Mental health experts warn Ky. lawmakers SB 150 will hinder data collection
Experts told a legislative task force new restrictions on surveying students’ mental health will make it harder to understand issues youth are facing.
Speaking before the Task Force on School and Campus Safety Tuesday, Kentucky Mental Health Coalition Executive Director Sheila Schuster said provisions in the state’s sweeping anti-LGBTQ+ lawwill make it difficult to administer anonymous surveys that collect information about mental health, suicidality, drug, alcohol and tobacco use, and other risky behaviors among Kentucky kids.
“With Senate Bill 150 ... it's an opt in rather than an opt out for the parents,” Schuster said, noting the law now requires families to give express permission for their children to participate in longstanding surveys, such as the Kentucky Incentives for Prevention and Kentucky Youth Risk Behavior.
“We're estimating that we're going to go from an 80% response rate for kids to about a 20% response rate,” she said. “So we're not going to have enough data to know what those trends are. We're not going to be able to do the comparison of trends with our previous data.”
The surveys have provided important public health information. Last year’s survey showed 22% of students in grades 6, 8, 10 and 12 reported serious psychological distress, a significant increase since before the pandemic.
It also showed substance use increased among students experiencing psychological distress.
Joe Bargione, with the youth mental health advocacy nonprofit called the Bounce Coalition, also said the law presents “a little bit of a challenge” in collecting accurate information.

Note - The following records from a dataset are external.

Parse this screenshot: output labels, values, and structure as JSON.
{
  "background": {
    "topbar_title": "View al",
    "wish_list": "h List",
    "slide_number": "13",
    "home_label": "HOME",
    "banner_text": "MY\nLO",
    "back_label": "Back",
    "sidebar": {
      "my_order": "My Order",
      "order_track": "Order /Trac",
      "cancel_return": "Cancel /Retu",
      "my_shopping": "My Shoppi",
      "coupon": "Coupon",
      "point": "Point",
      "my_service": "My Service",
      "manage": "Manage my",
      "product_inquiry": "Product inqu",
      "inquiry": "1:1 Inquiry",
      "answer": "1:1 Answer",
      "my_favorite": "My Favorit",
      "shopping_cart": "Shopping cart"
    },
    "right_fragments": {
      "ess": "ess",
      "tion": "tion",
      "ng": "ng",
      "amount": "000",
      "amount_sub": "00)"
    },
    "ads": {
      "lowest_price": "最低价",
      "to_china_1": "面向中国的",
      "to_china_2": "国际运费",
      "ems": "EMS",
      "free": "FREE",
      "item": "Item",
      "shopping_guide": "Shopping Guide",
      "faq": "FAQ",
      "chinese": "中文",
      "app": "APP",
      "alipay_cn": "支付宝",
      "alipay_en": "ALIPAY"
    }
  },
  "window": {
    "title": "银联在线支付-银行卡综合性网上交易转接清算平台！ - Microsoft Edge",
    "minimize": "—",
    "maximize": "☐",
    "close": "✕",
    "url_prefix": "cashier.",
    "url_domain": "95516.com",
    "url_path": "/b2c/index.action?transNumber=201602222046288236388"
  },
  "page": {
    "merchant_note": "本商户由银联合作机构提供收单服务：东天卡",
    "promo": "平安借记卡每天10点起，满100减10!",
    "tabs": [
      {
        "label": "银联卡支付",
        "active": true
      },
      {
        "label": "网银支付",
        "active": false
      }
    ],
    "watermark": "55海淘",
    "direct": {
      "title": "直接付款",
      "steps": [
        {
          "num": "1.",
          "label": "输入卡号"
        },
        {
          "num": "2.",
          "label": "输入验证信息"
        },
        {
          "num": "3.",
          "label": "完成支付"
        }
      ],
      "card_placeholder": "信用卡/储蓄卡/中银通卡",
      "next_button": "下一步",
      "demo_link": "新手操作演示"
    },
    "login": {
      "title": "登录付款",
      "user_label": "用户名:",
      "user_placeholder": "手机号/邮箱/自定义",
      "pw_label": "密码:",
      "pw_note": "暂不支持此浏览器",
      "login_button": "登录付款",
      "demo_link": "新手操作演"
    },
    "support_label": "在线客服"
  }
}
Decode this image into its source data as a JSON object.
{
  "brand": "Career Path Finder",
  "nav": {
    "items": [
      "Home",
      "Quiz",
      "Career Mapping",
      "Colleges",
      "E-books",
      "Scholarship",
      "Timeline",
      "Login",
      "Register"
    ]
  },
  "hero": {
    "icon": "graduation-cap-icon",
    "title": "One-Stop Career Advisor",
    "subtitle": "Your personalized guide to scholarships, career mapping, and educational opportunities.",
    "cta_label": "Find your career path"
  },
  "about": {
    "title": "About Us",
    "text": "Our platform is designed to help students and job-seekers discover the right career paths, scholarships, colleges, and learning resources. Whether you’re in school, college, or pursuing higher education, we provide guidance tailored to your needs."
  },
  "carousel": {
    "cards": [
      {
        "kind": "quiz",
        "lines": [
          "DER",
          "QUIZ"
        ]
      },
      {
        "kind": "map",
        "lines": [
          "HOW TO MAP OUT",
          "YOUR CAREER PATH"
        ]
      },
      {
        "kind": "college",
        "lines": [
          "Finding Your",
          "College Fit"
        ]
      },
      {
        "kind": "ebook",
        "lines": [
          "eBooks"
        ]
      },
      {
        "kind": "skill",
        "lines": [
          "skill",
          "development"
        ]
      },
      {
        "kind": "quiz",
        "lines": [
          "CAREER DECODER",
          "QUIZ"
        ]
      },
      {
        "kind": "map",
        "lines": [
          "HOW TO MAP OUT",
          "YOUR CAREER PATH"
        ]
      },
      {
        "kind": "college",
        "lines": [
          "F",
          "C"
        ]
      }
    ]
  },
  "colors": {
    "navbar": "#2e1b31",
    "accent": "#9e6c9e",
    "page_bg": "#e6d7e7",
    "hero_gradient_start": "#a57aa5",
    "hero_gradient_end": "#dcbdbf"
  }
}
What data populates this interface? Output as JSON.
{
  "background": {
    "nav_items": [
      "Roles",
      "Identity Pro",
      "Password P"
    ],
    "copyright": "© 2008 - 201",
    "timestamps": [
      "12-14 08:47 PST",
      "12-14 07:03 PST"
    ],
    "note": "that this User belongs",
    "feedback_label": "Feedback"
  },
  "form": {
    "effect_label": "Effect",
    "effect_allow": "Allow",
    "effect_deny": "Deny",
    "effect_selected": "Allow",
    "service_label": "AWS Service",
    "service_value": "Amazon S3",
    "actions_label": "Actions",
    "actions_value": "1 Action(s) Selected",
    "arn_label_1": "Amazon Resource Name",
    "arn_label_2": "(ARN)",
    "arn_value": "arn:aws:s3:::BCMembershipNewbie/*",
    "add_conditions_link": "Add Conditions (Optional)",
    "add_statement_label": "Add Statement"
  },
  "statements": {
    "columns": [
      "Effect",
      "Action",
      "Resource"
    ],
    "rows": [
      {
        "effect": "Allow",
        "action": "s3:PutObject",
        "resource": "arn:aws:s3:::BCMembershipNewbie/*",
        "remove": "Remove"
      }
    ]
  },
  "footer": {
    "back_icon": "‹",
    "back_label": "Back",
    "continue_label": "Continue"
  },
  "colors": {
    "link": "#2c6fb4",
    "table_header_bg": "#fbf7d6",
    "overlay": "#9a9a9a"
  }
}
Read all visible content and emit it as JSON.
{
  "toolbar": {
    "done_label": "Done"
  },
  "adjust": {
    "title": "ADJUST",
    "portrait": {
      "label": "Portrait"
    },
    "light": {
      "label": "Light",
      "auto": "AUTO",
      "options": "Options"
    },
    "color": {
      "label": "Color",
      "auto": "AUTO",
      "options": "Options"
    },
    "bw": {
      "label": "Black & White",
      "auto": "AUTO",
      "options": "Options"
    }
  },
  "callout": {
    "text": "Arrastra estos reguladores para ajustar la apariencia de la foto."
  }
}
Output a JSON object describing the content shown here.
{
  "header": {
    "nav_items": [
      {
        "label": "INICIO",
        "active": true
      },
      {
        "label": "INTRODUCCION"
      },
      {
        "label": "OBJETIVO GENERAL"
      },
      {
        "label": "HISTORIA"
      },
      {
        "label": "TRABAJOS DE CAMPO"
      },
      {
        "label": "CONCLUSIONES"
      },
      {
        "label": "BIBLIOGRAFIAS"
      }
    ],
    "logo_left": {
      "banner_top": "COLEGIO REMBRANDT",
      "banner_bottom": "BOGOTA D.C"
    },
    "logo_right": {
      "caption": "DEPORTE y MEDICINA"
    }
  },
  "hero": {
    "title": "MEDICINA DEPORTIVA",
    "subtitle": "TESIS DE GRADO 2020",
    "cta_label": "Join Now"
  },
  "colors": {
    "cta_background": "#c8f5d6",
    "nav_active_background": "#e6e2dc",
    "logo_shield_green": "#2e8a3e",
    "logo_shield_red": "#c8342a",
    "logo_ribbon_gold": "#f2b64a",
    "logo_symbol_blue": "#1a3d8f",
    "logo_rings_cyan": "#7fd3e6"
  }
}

Lawmakers who supported the provision in SB 150 argued that it was needed to make sure parents were fully informed and onboard with mental health offerings at schools. The provision had support from conservative parents opposed to school-based mental health care that is affirming of LGBTQ+ students.
Experts recommend more school nurses, better trauma-informed planning and teams
Schuster and Bargione’s warning came during a larger discussion on policies that could improve school safety and student mental health.
The measures were a direct response to the 2018 fatal shooting at Marshall County High School. They called for more mental health professionals in schools, anti-bullying initiatives, suicide prevention and trauma-informed safety plans, along with adding school-based police and technology for more secure entries to schools.
But both experts said there was room improvement, especially when it comes to equipping students with the skills and support they need to manage challenging environments and emotions.
“We really need to come back to that notion of prevention,” Schuster said.
Schuster and Bargione had many concrete recommendations for improving student safety and mental health. Both said the new “trauma-informed plans” schools are required to create under SB 1 need to be regularly reviewed, updated and shared statewide so that districts can learn from one another.
“It's a missed opportunity for us that we have 171 trauma-informed plans by all the school districts, and nobody's looking at data collectively to say, ‘Hey, listen, here's some really good strategies working,’” Bargione said.
Schuster said schools’ trauma-informed teams, required under SB 1, could be better coordinated.
“We're not using them, or just simply not using them to their full capacity,” Schuster said. “And you could do a lot of these things and it's not going to cost you any money.”
Schuster said the teams should meet regularly, and that they should be sure to include school resource officers, who are required to have significant training in trauma, as well as the Family Resource and Youth Services Centers coordinators. That team should also include a school nurse, Schuster said.
“We need a full-time nurse in every school building all day, every day,” she said, noting that nurses often become the “confidant” of students who need to talk about things bothering them.
“If I'm a fourth grader or a fifth grader or a middle schooler … I'm not going to raise my hand in that classroom and say, ‘I need to go see the school psychologist,’” Schuster explained. “But they are very likely to say, ‘I've got a stomach ache, and I need to go see the school nurse.’ And that school nurse ends up being almost a mental health liaison.”
Data presented during the meeting showed the state is making progress in increasing the number of mental health practitioners in schools. Schuster said data from the Kentucky Department of Education shows the 2023 ratio was one provider for every 306 students, down from one provider for every 311 students in 2022.
Under SB 8, the state has a goal of getting to one provider for every 250 students.
Schuster also encouraged lawmakers to look at policies that address underlying causes of trauma, including poverty, discrimination and poor housing.
“Sometimes it's from a whole group of people feeling like they have no voice,” she explained.
“As legislators you might really think about, ‘What are our economic supports to families? What are the social norms that protect against violence and adversity?’”
Lawmakers on the committee expressed interest in making adjustments to the trauma-informed plan requirement, as well as encouraging schools to promote peer-to-peer counseling.
Support for this story was provided in part by the Jewish Heritage Fund.